### Entries shown ###

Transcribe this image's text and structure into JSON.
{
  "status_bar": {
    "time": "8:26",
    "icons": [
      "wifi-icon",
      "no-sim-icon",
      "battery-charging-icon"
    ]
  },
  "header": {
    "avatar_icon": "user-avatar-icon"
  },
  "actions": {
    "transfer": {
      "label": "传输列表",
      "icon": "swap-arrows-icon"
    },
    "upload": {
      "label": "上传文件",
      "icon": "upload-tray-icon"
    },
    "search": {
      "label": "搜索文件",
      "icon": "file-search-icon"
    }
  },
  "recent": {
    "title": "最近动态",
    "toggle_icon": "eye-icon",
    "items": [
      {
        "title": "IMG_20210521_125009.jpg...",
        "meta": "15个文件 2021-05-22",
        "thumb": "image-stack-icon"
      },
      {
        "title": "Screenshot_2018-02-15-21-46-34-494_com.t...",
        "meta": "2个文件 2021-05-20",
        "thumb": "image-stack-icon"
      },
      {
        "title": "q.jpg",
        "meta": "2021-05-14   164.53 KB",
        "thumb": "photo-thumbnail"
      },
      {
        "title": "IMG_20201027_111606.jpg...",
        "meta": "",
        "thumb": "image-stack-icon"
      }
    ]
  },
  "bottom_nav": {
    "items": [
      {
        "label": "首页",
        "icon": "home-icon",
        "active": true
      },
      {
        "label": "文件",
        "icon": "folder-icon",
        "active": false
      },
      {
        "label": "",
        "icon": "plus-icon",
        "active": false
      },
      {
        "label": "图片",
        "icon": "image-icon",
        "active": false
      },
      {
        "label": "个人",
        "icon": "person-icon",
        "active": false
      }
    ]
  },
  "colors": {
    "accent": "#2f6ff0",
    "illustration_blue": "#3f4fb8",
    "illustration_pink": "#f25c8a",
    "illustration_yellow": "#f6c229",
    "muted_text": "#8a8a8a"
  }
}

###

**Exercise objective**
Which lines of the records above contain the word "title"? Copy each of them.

**Task answer**
    "title": "最近动态",
        "title": "IMG_20210521_125009.jpg...",
        "title": "Screenshot_2018-02-15-21-46-34-494_com.t...",
        "title": "q.jpg",
        "title": "IMG_20201027_111606.jpg...",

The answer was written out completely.